» REQUIRED WORK: From the records below, find each line with the string "name" and copy it.

(Web page and app entries)

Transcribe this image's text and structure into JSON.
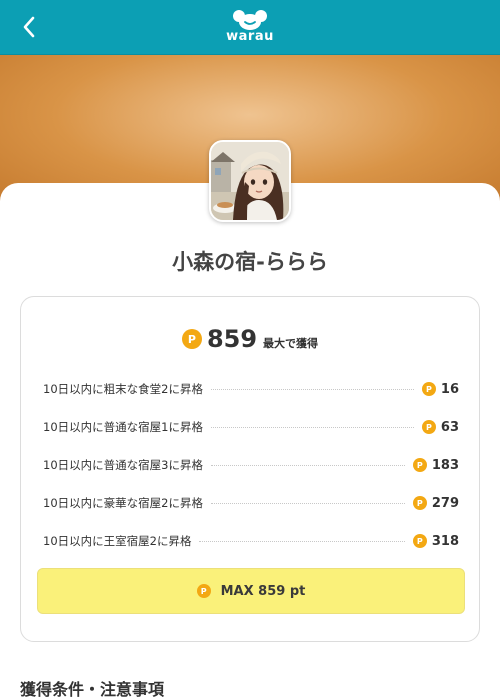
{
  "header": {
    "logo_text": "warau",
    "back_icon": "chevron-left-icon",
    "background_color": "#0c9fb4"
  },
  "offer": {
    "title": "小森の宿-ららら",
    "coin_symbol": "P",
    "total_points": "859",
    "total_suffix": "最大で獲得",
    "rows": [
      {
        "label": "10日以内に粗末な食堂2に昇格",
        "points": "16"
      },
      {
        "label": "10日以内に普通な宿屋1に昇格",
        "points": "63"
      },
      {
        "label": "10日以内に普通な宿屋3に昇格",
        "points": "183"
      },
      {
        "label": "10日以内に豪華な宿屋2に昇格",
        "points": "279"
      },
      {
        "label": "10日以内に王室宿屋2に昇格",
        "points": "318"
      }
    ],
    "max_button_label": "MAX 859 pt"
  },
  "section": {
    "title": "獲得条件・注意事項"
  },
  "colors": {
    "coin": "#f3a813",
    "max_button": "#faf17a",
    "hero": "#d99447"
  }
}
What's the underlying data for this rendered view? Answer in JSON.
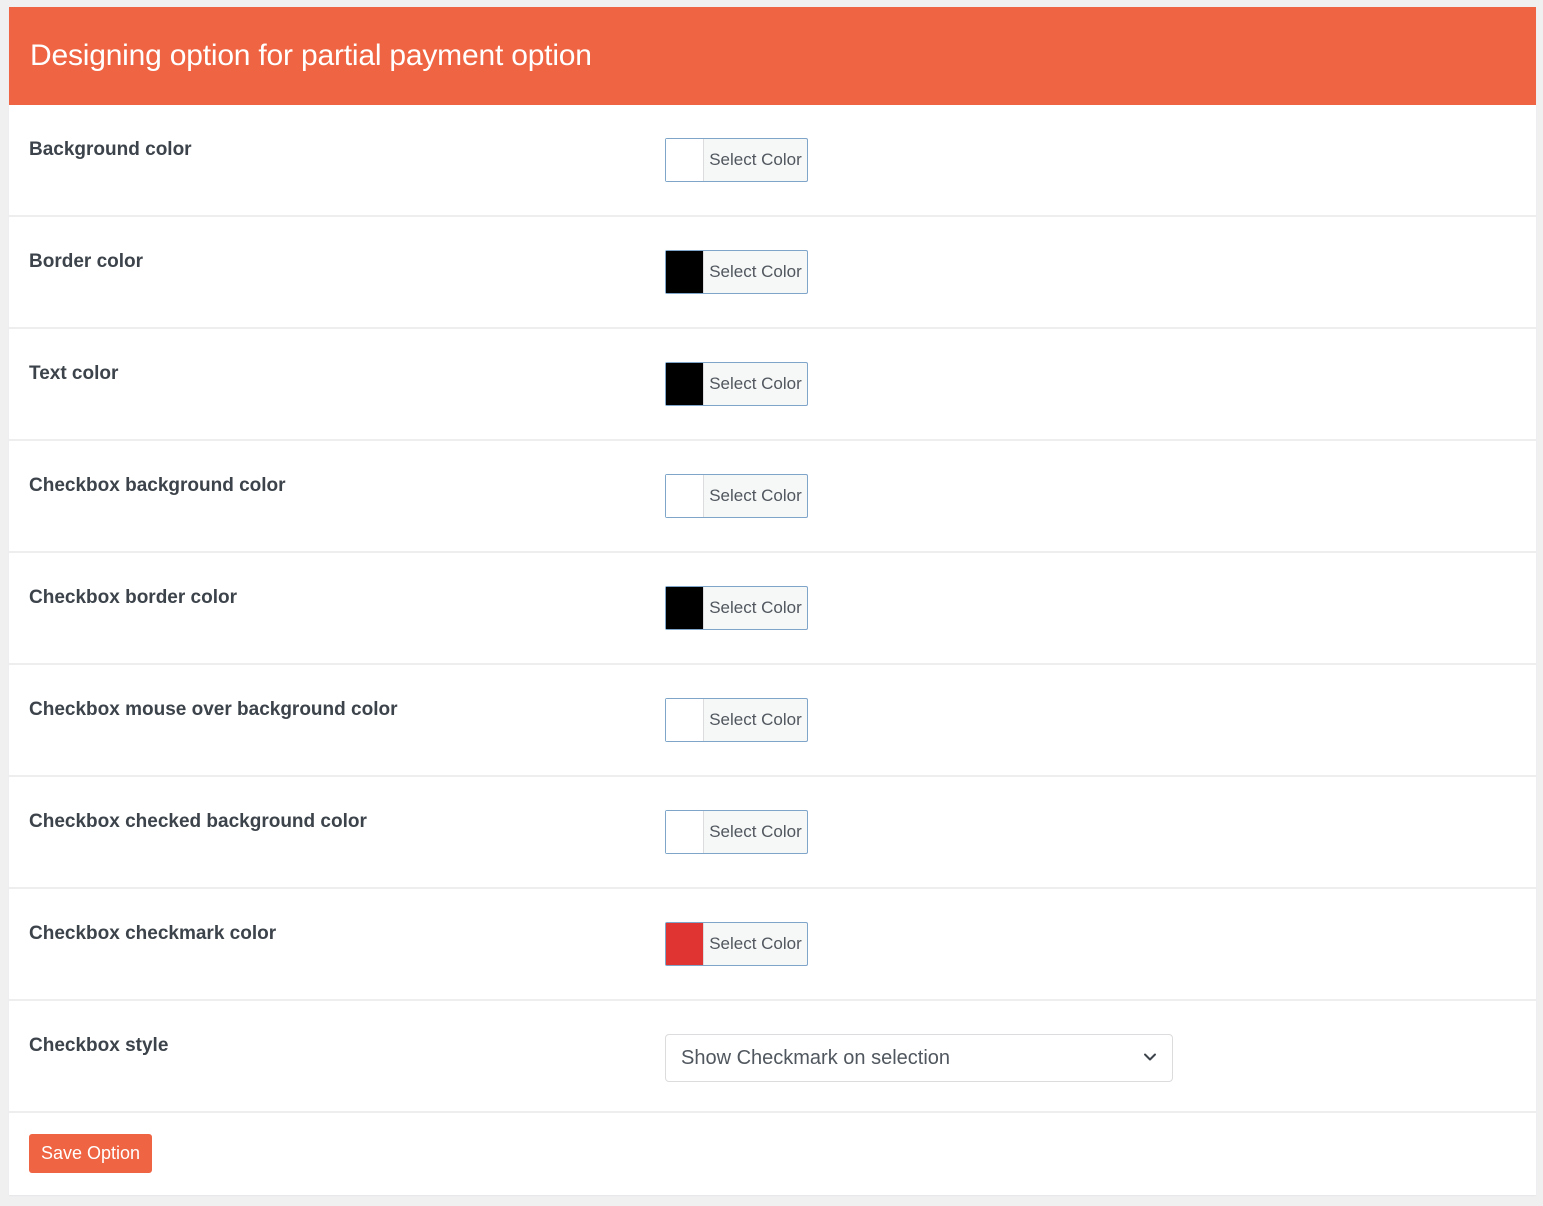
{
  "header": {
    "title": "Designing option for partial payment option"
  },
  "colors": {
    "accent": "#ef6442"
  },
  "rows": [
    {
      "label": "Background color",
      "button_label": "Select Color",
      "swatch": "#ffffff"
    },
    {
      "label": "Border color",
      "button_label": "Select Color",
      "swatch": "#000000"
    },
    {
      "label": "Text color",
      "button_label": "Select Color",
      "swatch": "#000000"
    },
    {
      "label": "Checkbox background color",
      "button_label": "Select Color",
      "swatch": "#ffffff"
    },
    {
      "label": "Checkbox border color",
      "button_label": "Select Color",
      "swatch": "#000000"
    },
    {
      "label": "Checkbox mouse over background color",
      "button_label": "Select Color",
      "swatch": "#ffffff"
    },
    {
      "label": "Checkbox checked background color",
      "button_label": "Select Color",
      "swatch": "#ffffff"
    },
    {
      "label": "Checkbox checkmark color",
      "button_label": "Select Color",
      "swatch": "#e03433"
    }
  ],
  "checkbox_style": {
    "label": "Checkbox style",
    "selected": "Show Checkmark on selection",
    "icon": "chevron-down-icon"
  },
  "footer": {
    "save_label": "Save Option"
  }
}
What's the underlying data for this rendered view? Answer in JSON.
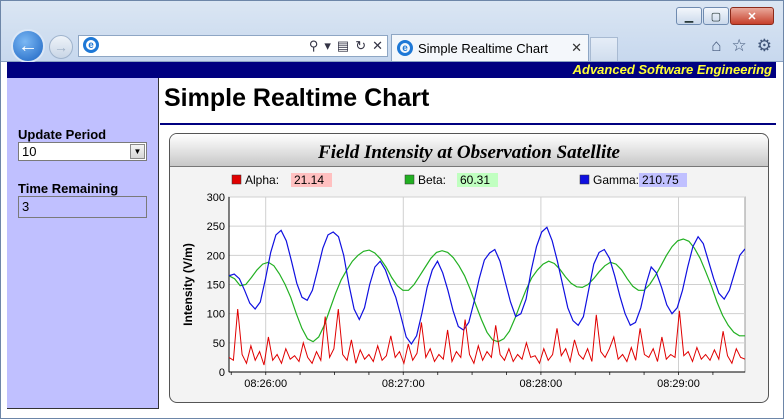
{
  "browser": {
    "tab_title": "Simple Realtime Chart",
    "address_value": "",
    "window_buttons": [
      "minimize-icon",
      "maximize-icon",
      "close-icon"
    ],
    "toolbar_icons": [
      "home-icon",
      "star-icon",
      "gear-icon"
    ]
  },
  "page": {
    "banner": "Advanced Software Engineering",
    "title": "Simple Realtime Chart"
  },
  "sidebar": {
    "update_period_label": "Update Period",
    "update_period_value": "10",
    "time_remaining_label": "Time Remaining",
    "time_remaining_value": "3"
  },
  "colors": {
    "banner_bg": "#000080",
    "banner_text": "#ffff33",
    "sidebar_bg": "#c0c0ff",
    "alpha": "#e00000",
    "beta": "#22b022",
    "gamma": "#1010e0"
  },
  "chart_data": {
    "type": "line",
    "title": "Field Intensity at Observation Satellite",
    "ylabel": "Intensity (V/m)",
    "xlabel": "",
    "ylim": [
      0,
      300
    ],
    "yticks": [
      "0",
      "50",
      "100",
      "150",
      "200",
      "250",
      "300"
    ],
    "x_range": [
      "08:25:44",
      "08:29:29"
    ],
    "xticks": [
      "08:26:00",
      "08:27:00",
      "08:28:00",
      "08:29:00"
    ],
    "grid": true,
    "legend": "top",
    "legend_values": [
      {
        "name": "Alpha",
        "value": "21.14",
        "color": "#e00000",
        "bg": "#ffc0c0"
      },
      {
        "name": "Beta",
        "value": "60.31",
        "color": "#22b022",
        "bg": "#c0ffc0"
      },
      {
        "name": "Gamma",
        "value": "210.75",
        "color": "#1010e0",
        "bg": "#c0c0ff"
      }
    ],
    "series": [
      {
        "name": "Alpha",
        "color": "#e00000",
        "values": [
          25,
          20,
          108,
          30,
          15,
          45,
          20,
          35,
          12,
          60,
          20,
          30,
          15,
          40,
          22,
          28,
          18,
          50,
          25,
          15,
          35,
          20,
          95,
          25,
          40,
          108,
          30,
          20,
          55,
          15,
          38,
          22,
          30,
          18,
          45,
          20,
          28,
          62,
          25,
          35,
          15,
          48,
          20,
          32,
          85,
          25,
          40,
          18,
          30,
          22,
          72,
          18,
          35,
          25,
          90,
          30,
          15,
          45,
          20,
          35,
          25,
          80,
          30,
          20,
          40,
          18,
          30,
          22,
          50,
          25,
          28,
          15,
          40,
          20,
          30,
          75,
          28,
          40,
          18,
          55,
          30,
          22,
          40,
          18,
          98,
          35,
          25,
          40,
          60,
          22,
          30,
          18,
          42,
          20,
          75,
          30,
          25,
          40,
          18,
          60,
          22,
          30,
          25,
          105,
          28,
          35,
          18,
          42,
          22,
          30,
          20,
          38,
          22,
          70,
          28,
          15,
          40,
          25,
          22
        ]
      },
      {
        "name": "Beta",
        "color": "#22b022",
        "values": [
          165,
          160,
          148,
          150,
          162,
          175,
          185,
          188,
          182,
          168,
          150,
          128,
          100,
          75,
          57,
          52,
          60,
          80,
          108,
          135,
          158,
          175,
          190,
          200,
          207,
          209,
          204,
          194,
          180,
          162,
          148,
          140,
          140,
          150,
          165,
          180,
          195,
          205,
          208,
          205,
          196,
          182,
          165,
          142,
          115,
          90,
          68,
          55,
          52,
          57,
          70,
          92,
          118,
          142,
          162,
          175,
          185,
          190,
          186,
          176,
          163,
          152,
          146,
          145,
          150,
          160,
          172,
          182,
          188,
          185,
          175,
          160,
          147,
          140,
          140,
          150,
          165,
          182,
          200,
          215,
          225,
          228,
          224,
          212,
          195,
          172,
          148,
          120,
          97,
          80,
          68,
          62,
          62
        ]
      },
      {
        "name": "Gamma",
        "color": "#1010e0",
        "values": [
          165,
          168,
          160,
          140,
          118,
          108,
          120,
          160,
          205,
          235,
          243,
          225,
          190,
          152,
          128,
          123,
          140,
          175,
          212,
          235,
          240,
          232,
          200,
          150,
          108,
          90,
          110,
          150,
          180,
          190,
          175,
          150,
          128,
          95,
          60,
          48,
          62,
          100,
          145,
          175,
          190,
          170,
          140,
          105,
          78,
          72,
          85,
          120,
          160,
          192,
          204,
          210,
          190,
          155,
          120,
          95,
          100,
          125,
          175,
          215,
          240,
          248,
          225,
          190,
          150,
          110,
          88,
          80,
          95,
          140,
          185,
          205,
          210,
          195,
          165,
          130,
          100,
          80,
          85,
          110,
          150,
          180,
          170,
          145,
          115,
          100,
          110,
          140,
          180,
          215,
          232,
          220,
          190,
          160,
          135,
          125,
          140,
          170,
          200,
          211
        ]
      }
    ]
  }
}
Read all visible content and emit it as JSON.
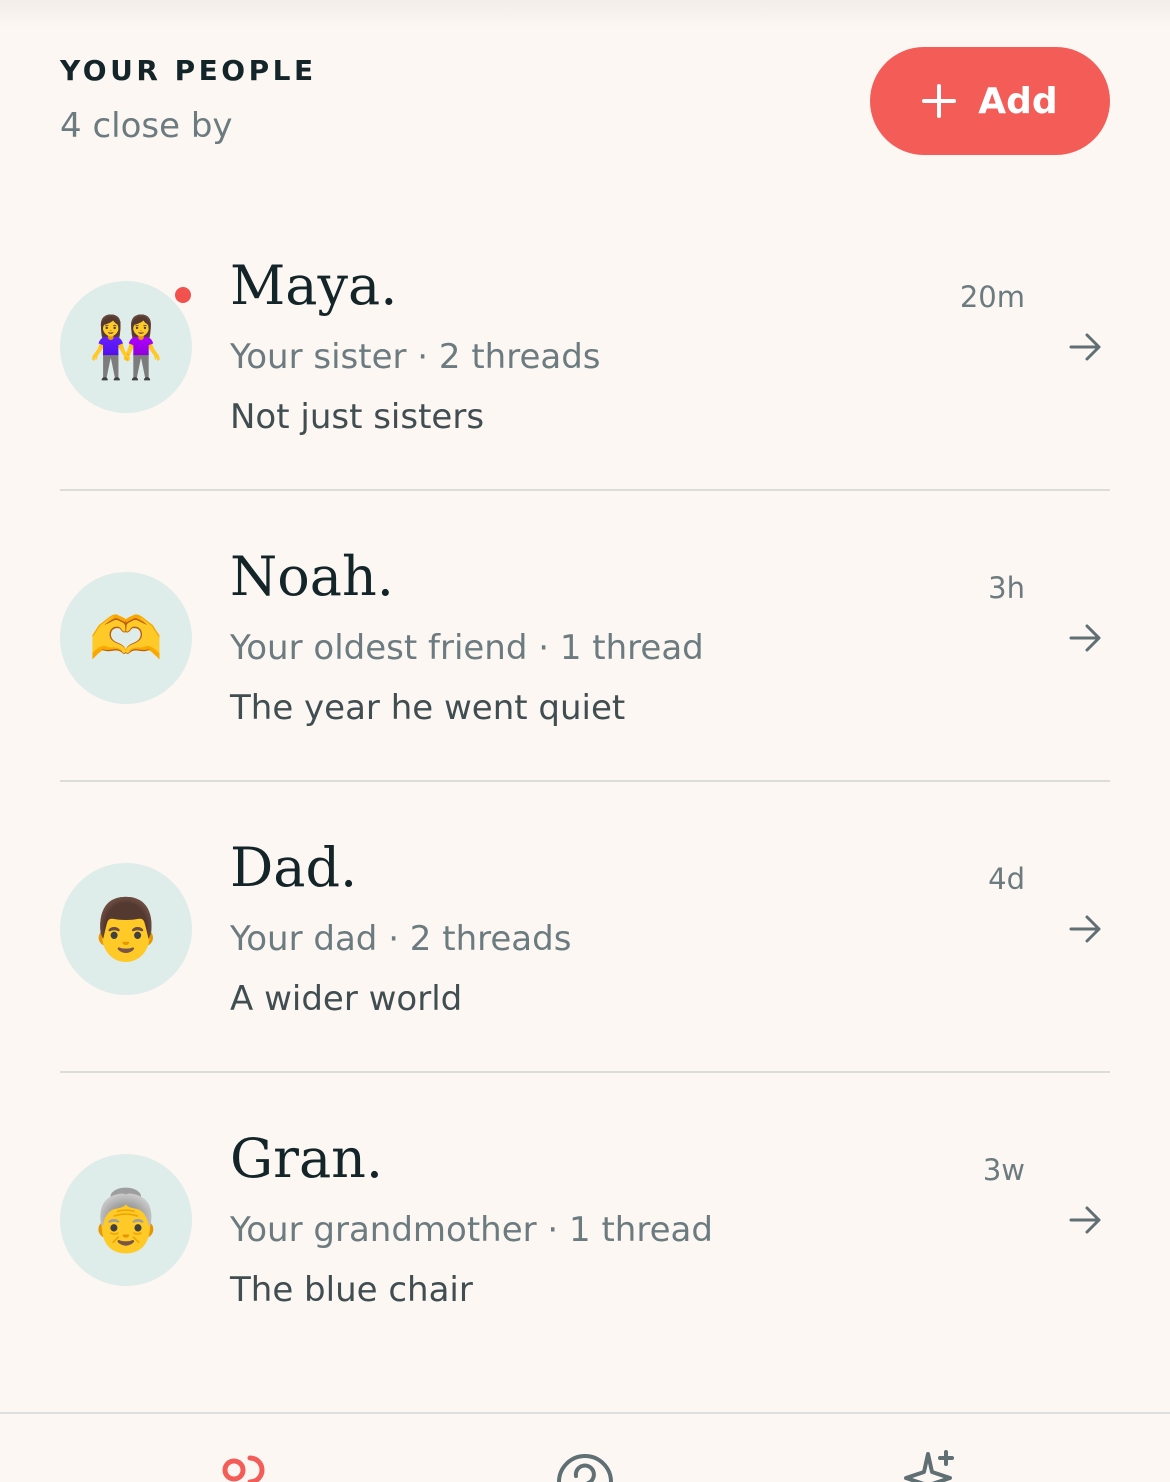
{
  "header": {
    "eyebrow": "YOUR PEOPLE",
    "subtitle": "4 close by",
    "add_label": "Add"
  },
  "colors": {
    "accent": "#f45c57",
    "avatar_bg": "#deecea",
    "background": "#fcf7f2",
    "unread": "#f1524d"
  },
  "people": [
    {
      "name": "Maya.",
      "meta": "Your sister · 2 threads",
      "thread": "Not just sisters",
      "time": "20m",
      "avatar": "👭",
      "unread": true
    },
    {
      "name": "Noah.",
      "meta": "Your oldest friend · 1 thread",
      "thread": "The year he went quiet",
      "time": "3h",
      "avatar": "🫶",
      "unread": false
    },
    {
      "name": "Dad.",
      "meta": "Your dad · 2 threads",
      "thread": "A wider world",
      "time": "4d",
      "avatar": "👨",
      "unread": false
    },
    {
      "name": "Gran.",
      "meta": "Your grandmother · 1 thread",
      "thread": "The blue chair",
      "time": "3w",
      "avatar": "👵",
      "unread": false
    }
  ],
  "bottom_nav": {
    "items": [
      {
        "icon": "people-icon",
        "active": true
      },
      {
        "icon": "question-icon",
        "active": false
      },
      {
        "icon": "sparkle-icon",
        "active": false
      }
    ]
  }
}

» EXERCISE RESPONSE:
        "name": "Alpha",
        "name": "Beta",
        "name": "Gamma",
        "name": "Alpha",
        "name": "Beta",
        "name": "Gamma",
      "name": "Maya.",
      "name": "Noah.",
      "name": "Dad.",
      "name": "Gran.",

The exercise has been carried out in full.